He’s currently working on a 3D Dome Movie for an aquarium group and a narwhale project.
“Narwhales are the last animal we know very little about,” Ravetch said. “They use the 9’ tusk, to hit and stun fish, which our cameras were the first to reveal after centuries of its purpose going unanswered.
“They are the unicorn of the sea,” he said.
Ravetch also collaborates with scientists, and helped launch a five-year study with the USGS where polar bears were outfitted with cameras. They were filmed in the Bering Sea and showed how the bears’ sea ice home was diminishing.
He was asked about the effects of climate change in the Arctic.
“Thirty years ago, there was multi-year ice that never melted. It was the glue that held the Arctic ice together,” Ravetch said. “Now that multiyear ice is almost all gone, and the ice breaks up as a month earlier than my first visit north in 1990.”
And with the disappearance of the ice, the animals of the arctic as well as the Inuit will face new challenges.
“I just can’t be doom and gloom about the warming Arctic,” Ravetch said. “The people and animals of the north are so determined, so smart and have faced the harshest challenges and conditions on earth. I’d like to think they will adapt to a way forward.

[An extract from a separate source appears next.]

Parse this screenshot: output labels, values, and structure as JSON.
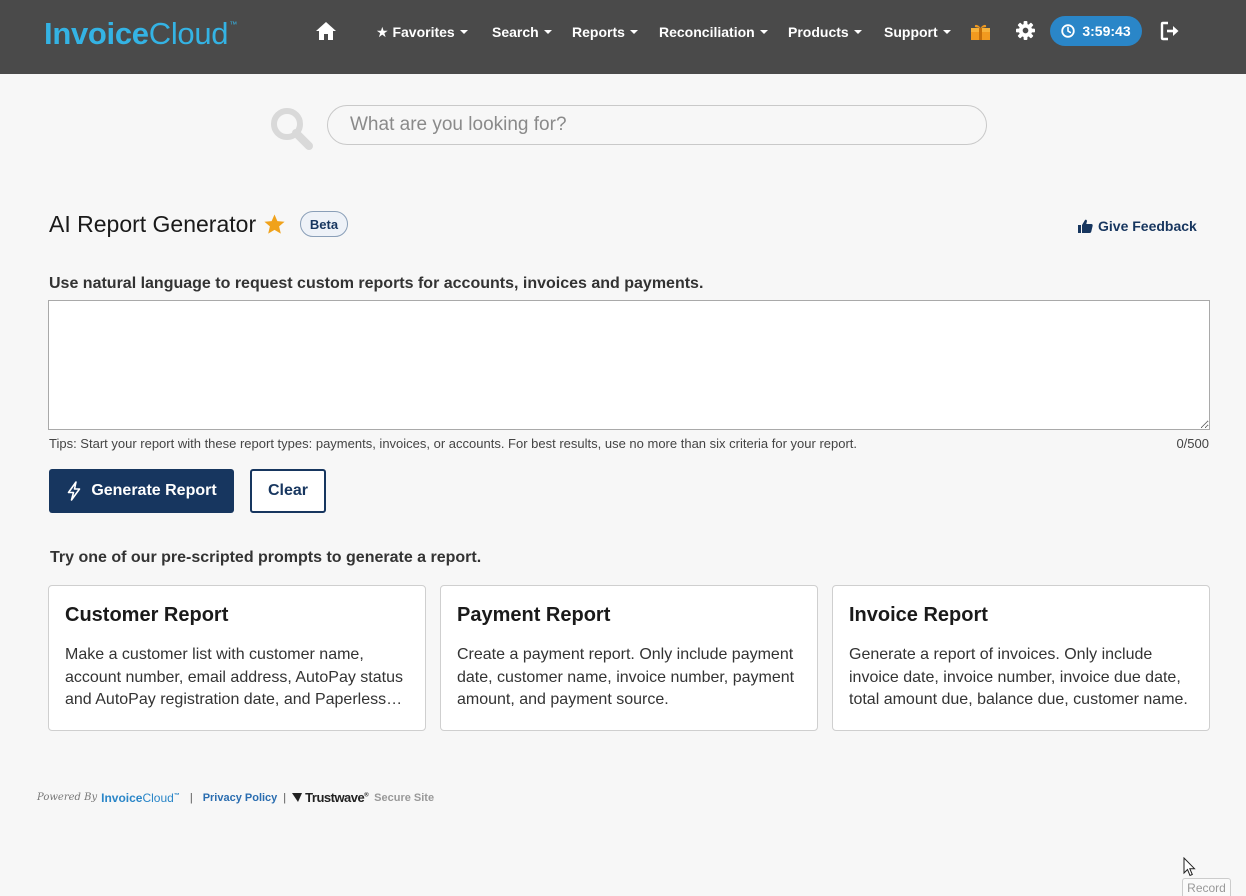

“It is a resilient, determined community, the Arctic,” he said. “The animals, the people, they just persevere.”